The dreams of a farm boy, the eureka moment in a potato field, the confession to a teacher, the confidence in him shown by businessmen and bankers and investors, the breakthroughs in the laboratory, all the years of work, the decisions of the official patent examiners, those hard-fought victories, all of those demonstrations that had come and gone, the entire vision of the future. All of it was being negated by Sarnoff's performance at the World's Fair. Would the public ever know the truth?... The agony of it set off sharp pains in his stomach.
Finally, later that summer, RCA settled with Farnsworth. It agreed to pay him a million dollars for the rights to his main patents, plus royalties on every television set sold. But it was too late. Something had died in him. "It's come to the point of choosing whether I want to be a drunk or go crazy," he told his wife. One doctor prescribed chloral hydrate, which destroyed his appetite and left him dangerously thin. Another doctor prescribed cigarettes, to soothe his nerves. A third prescribed uppers. He became addicted to the painkiller Pantipon. He committed himself to a sanitarium in Massachusetts, where he was given a course of shock therapy. After the war, his brother died in a plane crash. His patents expired, drying up his chief source of income. His company, unable to compete with RCA, was forced out of the television business. He convinced himself that he could unlock the secrets of nuclear fusion, and launched another private research project, mortgaging his home, selling his stock, and cashing in his life insurance to fund the project. But nothing came of it. He died in 1971--addicted to alcohol, deeply depressed, and all but forgotten. He was sixty-four.

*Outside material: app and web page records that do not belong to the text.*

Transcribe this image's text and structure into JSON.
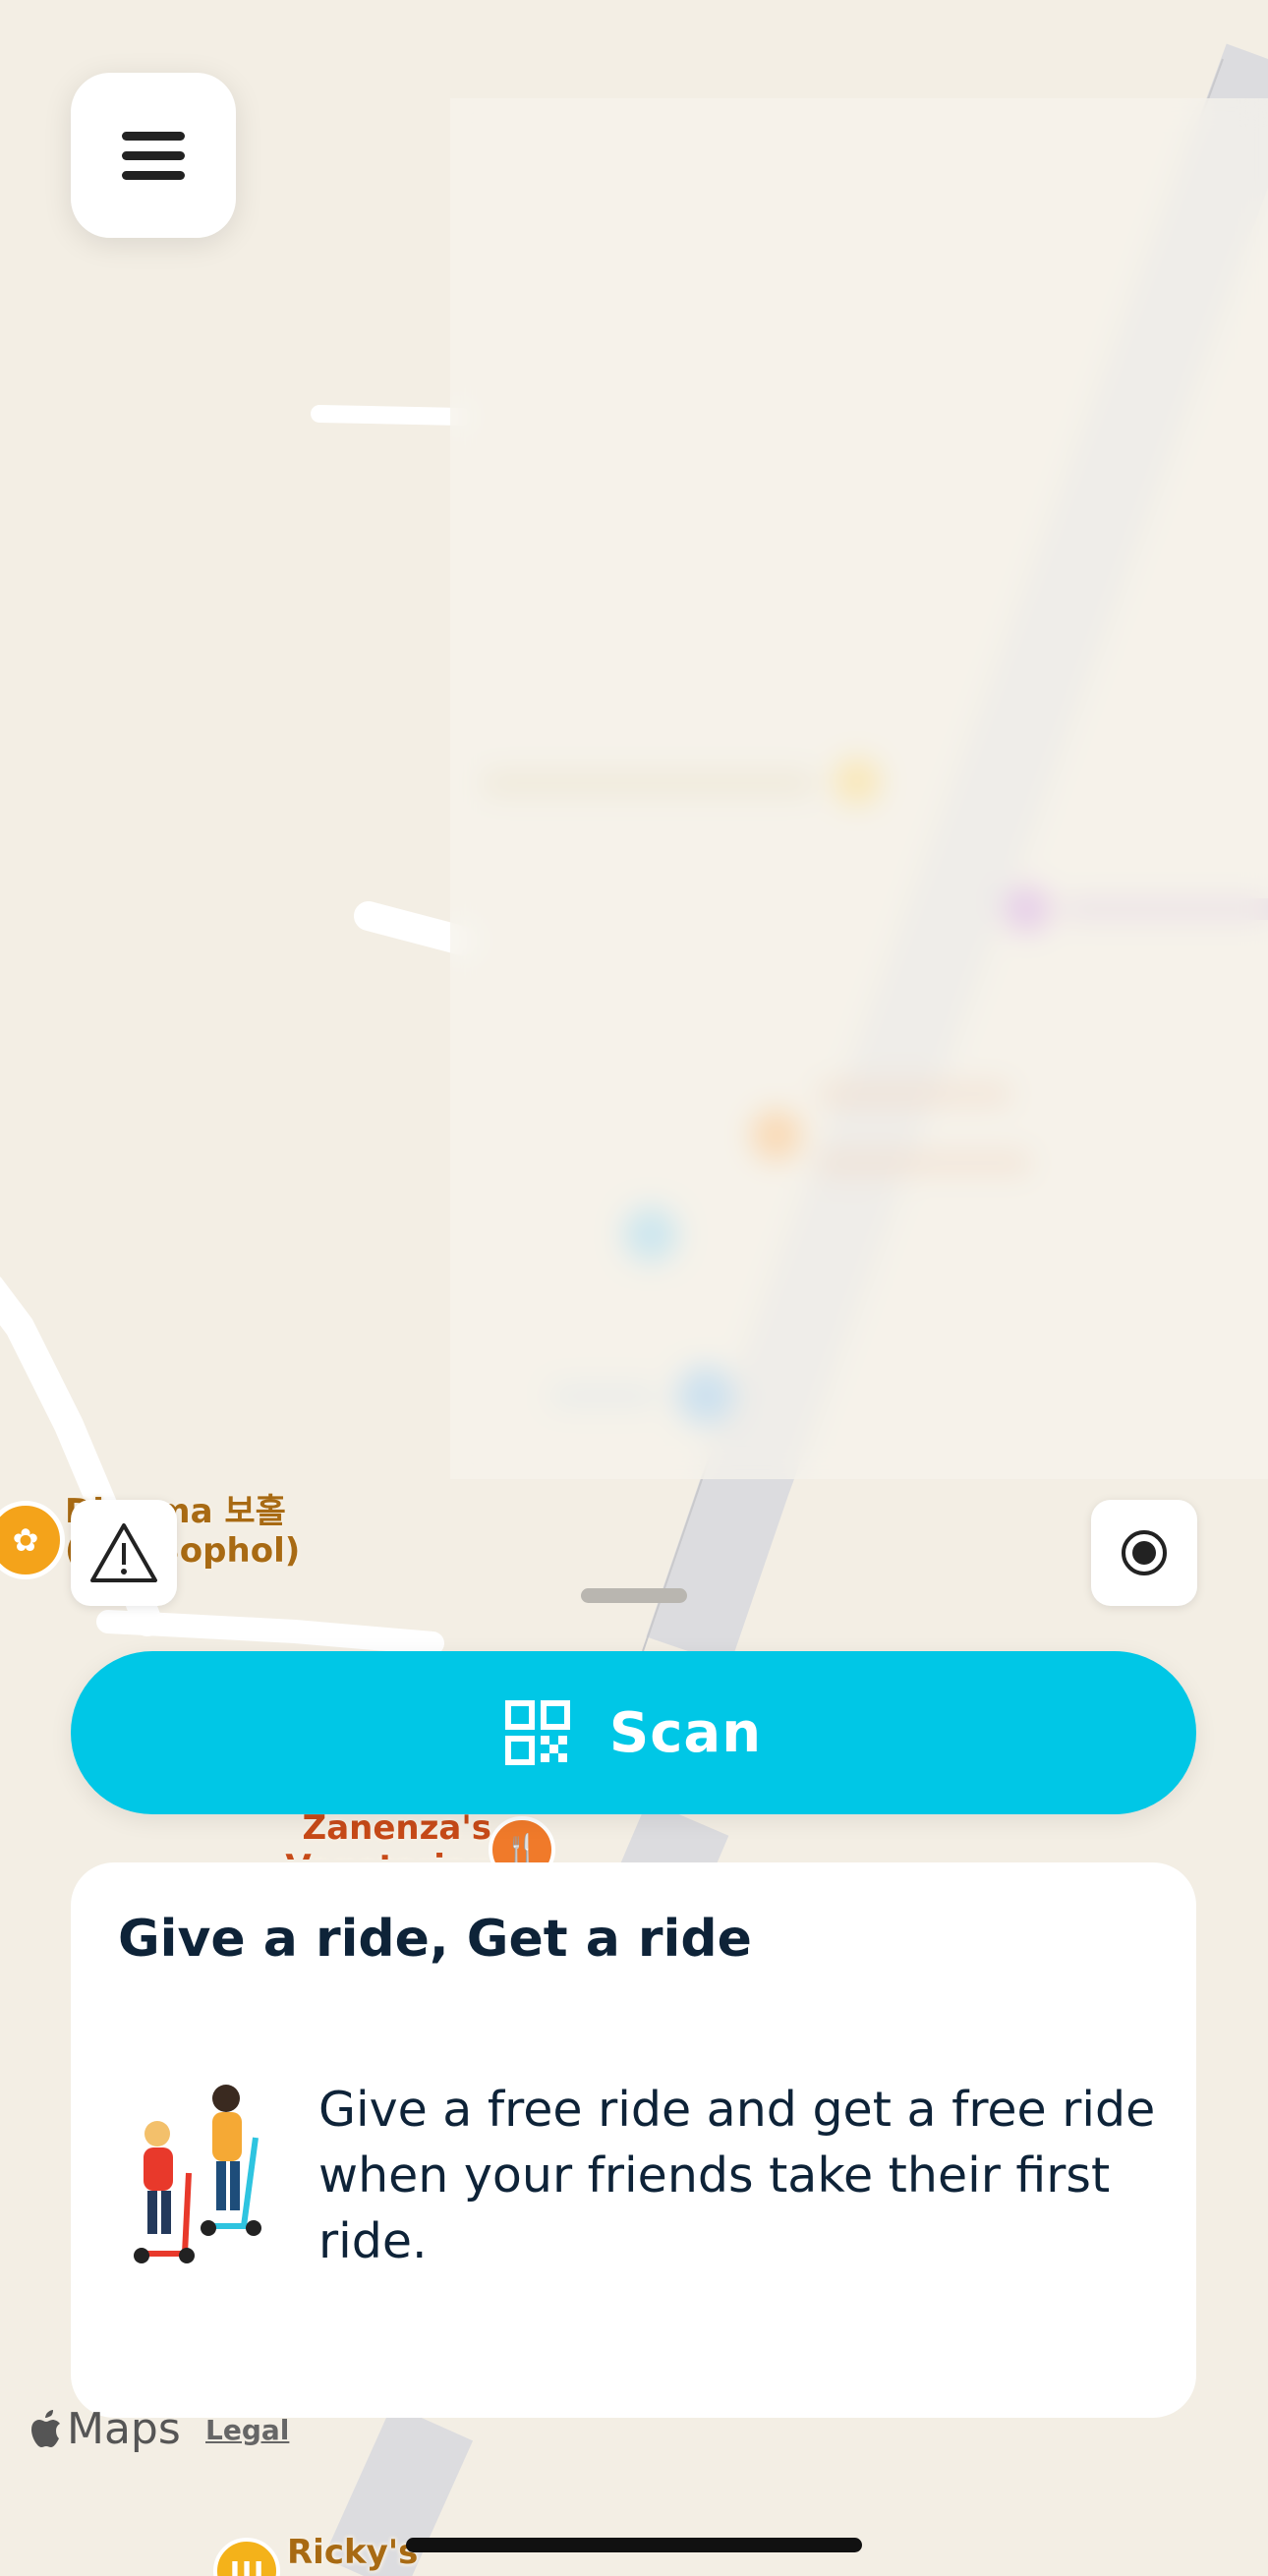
{
  "menu": {
    "icon": "hamburger-menu-icon"
  },
  "map": {
    "pois": [
      {
        "name": "poi-temple",
        "label": "Dharma 보홀(the Bophol)",
        "color": "#a86a13",
        "icon": "lotus-icon"
      },
      {
        "name": "poi-restaurant-zanenza",
        "label": "Zanenza's Vegetarian Bistro",
        "color": "#c74a18",
        "icon": "fork-knife-icon"
      },
      {
        "name": "poi-rickys",
        "label": "Ricky's",
        "color": "#a86a13",
        "icon": "food-icon"
      }
    ]
  },
  "controls": {
    "report_icon": "warning-triangle-icon",
    "locate_icon": "my-location-icon"
  },
  "scan": {
    "label": "Scan",
    "icon": "qr-code-icon"
  },
  "promo": {
    "title": "Give a ride, Get a ride",
    "body": "Give a free ride and get a free ride when your friends take their first ride.",
    "illustration": "scooter-riders-illustration"
  },
  "footer": {
    "maps_label": "Maps",
    "legal_label": "Legal",
    "apple_icon": "apple-logo-icon"
  },
  "colors": {
    "accent": "#00c7e6",
    "text_dark": "#0e2338",
    "map_bg": "#f3eee4"
  }
}
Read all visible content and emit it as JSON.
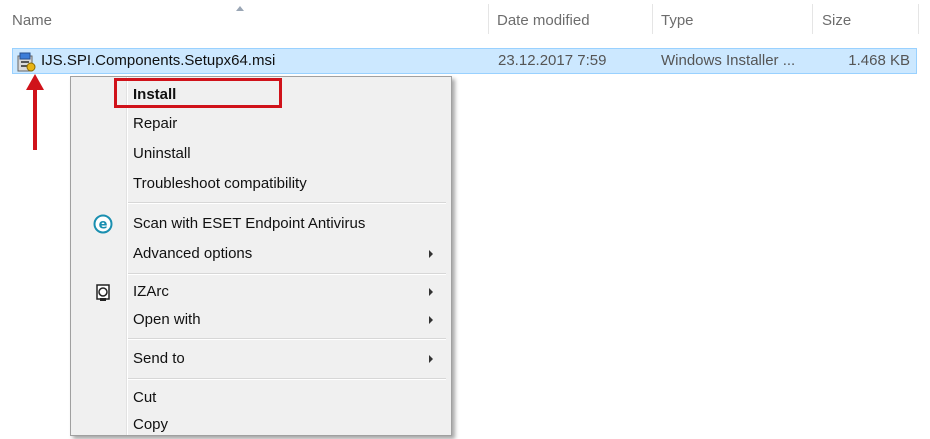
{
  "columns": {
    "name": "Name",
    "date_modified": "Date modified",
    "type": "Type",
    "size": "Size"
  },
  "file": {
    "name": "IJS.SPI.Components.Setupx64.msi",
    "date_modified": "23.12.2017 7:59",
    "type": "Windows Installer ...",
    "size": "1.468 KB",
    "icon": "msi-installer-icon"
  },
  "context_menu": {
    "items": [
      {
        "label": "Install",
        "bold": true,
        "submenu": false
      },
      {
        "label": "Repair",
        "submenu": false
      },
      {
        "label": "Uninstall",
        "submenu": false
      },
      {
        "label": "Troubleshoot compatibility",
        "submenu": false
      },
      {
        "label": "Scan with ESET Endpoint Antivirus",
        "icon": "eset-icon",
        "submenu": false
      },
      {
        "label": "Advanced options",
        "submenu": true
      },
      {
        "label": "IZArc",
        "icon": "izarc-icon",
        "submenu": true
      },
      {
        "label": "Open with",
        "submenu": true
      },
      {
        "label": "Send to",
        "submenu": true
      },
      {
        "label": "Cut",
        "submenu": false
      },
      {
        "label": "Copy",
        "submenu": false
      }
    ]
  },
  "colors": {
    "selection_bg": "#cce8ff",
    "selection_border": "#99d1ff",
    "menu_bg": "#f0f0f0",
    "annotation_red": "#d0121a"
  }
}
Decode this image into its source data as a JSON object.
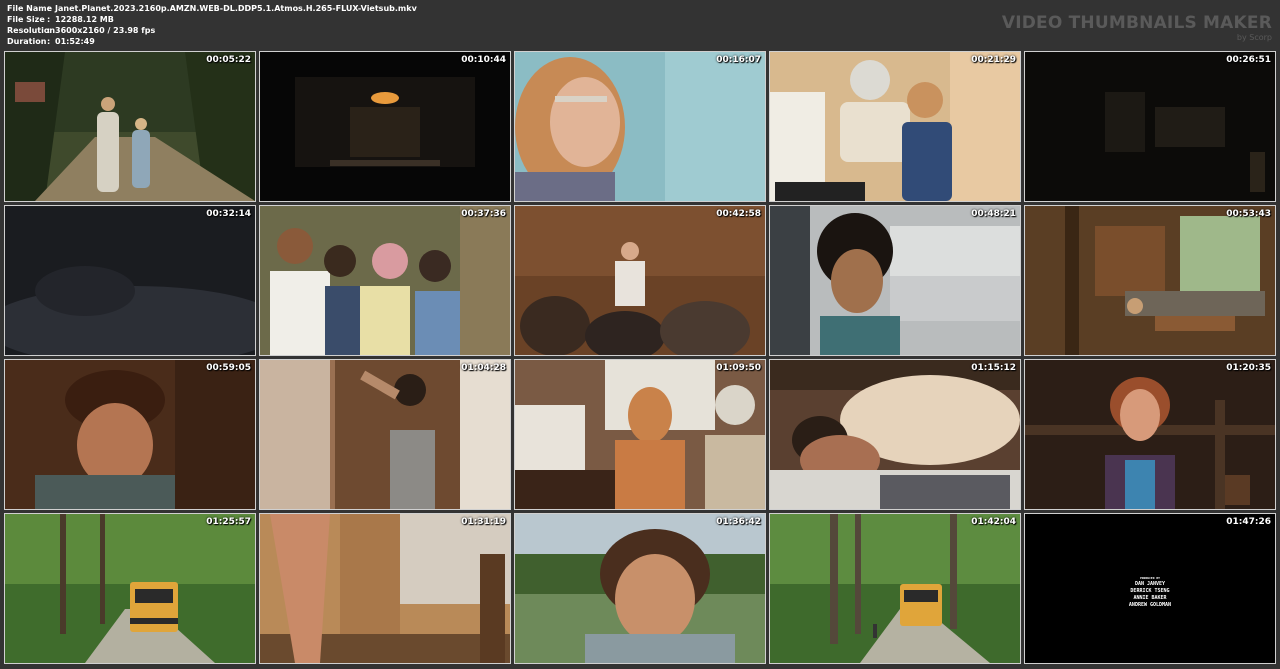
{
  "info": {
    "file_name_label": "File Name",
    "file_name": "Janet.Planet.2023.2160p.AMZN.WEB-DL.DDP5.1.Atmos.H.265-FLUX-Vietsub.mkv",
    "file_size_label": "File Size",
    "file_size": "12288.12 MB",
    "resolution_label": "Resolution",
    "resolution": "3600x2160 / 23.98 fps",
    "duration_label": "Duration",
    "duration": "01:52:49",
    "separator": ":"
  },
  "brand": {
    "title": "VIDEO THUMBNAILS MAKER",
    "subtitle": "by Scorp"
  },
  "thumbnails": [
    {
      "time": "00:05:22"
    },
    {
      "time": "00:10:44"
    },
    {
      "time": "00:16:07"
    },
    {
      "time": "00:21:29"
    },
    {
      "time": "00:26:51"
    },
    {
      "time": "00:32:14"
    },
    {
      "time": "00:37:36"
    },
    {
      "time": "00:42:58"
    },
    {
      "time": "00:48:21"
    },
    {
      "time": "00:53:43"
    },
    {
      "time": "00:59:05"
    },
    {
      "time": "01:04:28"
    },
    {
      "time": "01:09:50"
    },
    {
      "time": "01:15:12"
    },
    {
      "time": "01:20:35"
    },
    {
      "time": "01:25:57"
    },
    {
      "time": "01:31:19"
    },
    {
      "time": "01:36:42"
    },
    {
      "time": "01:42:04"
    },
    {
      "time": "01:47:26"
    }
  ],
  "credits": {
    "produced_by": "PRODUCED BY",
    "names": [
      "DAN JANVEY",
      "DERRICK TSENG",
      "ANNIE BAKER",
      "ANDREW GOLDMAN"
    ]
  }
}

In "Tube," a history of television, David E. Fisher and Marshall Jon Fisher point out that Farnsworth was not the only television pioneer to die in misery. So did two others--John Logie Baird and Charles Francis Jenkins--who had tried and failed to produce mechanical television. This should not come as a surprise. The creative enterprise is a hazardous journey, and those who venture on it alone do so at their peril. Baird and Jenkins and Farnsworth risked their psychological and financial well-being on the romantic notion of the solitary inventor, and when that idea failed them what resources did they have left? Zworykin had his share of setbacks as well. He took on Farnsworth in court, and lost. He promised television in two years for a hundred thousand dollars and he came in eight years and fifty million dollars over budget. But he ended his life a prosperous and contented man, lauded and laurelled with awards and honorary degrees. He had the cocoon of RCA to protect him: a desk and a paycheck and a pension and a secretary and a boss with the means to rewrite history in his favor. This is perhaps a more important reason that we have companies--or, for that matter, that we have universities and tenure. Institutions are not just the best environment for success; they are also the safest environment for failure--and, much of the time, failure is what lies in store for innovators and visionaries. Philo Farnsworth should have gone to work for RCA. He would still have been the father of television, and he might have died a happy man.